▸ **GOAL OF THE EXERCISE**
Write the records out again, unchanged.

▸ **INFORMATION SUPPLIED**
┌──
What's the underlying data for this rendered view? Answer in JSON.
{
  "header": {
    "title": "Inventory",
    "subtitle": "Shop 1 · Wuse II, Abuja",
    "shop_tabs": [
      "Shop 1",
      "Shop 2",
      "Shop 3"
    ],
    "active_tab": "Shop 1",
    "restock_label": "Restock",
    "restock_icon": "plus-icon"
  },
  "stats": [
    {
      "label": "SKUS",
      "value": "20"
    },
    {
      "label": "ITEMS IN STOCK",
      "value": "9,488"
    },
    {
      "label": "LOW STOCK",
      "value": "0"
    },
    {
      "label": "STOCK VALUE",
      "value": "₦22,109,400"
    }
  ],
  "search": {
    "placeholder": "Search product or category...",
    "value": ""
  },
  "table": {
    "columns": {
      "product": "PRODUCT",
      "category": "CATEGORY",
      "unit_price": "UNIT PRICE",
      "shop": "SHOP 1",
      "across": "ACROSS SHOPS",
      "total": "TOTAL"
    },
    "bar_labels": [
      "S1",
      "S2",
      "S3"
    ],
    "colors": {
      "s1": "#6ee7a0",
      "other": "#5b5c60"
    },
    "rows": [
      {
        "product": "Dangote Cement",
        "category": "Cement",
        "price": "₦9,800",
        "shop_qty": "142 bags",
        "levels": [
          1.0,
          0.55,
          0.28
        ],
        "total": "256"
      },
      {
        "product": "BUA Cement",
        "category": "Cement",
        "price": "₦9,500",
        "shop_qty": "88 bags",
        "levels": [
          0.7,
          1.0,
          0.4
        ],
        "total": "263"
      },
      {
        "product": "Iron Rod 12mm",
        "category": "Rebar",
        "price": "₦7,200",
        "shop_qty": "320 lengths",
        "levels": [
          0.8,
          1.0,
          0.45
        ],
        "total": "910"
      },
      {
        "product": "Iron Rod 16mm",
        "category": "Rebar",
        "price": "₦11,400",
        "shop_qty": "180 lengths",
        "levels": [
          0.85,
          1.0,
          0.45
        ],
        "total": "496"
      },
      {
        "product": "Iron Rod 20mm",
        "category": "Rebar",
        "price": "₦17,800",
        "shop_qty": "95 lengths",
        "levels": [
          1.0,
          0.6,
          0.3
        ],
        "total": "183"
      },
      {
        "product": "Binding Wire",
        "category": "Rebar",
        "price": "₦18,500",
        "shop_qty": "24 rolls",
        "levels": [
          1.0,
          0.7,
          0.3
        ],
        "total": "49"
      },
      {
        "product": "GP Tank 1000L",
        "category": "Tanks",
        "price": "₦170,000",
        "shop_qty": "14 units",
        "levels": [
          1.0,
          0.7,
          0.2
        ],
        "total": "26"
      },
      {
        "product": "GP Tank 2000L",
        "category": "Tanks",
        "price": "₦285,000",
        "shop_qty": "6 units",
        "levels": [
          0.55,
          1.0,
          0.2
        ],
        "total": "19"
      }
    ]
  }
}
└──
▸ **EXERCISE ANSWER**
What's the underlying data for this rendered view? Answer in JSON.
{
  "header": {
    "title": "Inventory",
    "subtitle": "Shop 1 · Wuse II, Abuja",
    "shop_tabs": [
      "Shop 1",
      "Shop 2",
      "Shop 3"
    ],
    "active_tab": "Shop 1",
    "restock_label": "Restock",
    "restock_icon": "plus-icon"
  },
  "stats": [
    {
      "label": "SKUS",
      "value": "20"
    },
    {
      "label": "ITEMS IN STOCK",
      "value": "9,488"
    },
    {
      "label": "LOW STOCK",
      "value": "0"
    },
    {
      "label": "STOCK VALUE",
      "value": "₦22,109,400"
    }
  ],
  "search": {
    "placeholder": "Search product or category...",
    "value": ""
  },
  "table": {
    "columns": {
      "product": "PRODUCT",
      "category": "CATEGORY",
      "unit_price": "UNIT PRICE",
      "shop": "SHOP 1",
      "across": "ACROSS SHOPS",
      "total": "TOTAL"
    },
    "bar_labels": [
      "S1",
      "S2",
      "S3"
    ],
    "colors": {
      "s1": "#6ee7a0",
      "other": "#5b5c60"
    },
    "rows": [
      {
        "product": "Dangote Cement",
        "category": "Cement",
        "price": "₦9,800",
        "shop_qty": "142 bags",
        "levels": [
          1.0,
          0.55,
          0.28
        ],
        "total": "256"
      },
      {
        "product": "BUA Cement",
        "category": "Cement",
        "price": "₦9,500",
        "shop_qty": "88 bags",
        "levels": [
          0.7,
          1.0,
          0.4
        ],
        "total": "263"
      },
      {
        "product": "Iron Rod 12mm",
        "category": "Rebar",
        "price": "₦7,200",
        "shop_qty": "320 lengths",
        "levels": [
          0.8,
          1.0,
          0.45
        ],
        "total": "910"
      },
      {
        "product": "Iron Rod 16mm",
        "category": "Rebar",
        "price": "₦11,400",
        "shop_qty": "180 lengths",
        "levels": [
          0.85,
          1.0,
          0.45
        ],
        "total": "496"
      },
      {
        "product": "Iron Rod 20mm",
        "category": "Rebar",
        "price": "₦17,800",
        "shop_qty": "95 lengths",
        "levels": [
          1.0,
          0.6,
          0.3
        ],
        "total": "183"
      },
      {
        "product": "Binding Wire",
        "category": "Rebar",
        "price": "₦18,500",
        "shop_qty": "24 rolls",
        "levels": [
          1.0,
          0.7,
          0.3
        ],
        "total": "49"
      },
      {
        "product": "GP Tank 1000L",
        "category": "Tanks",
        "price": "₦170,000",
        "shop_qty": "14 units",
        "levels": [
          1.0,
          0.7,
          0.2
        ],
        "total": "26"
      },
      {
        "product": "GP Tank 2000L",
        "category": "Tanks",
        "price": "₦285,000",
        "shop_qty": "6 units",
        "levels": [
          0.55,
          1.0,
          0.2
        ],
        "total": "19"
      }
    ]
  }
}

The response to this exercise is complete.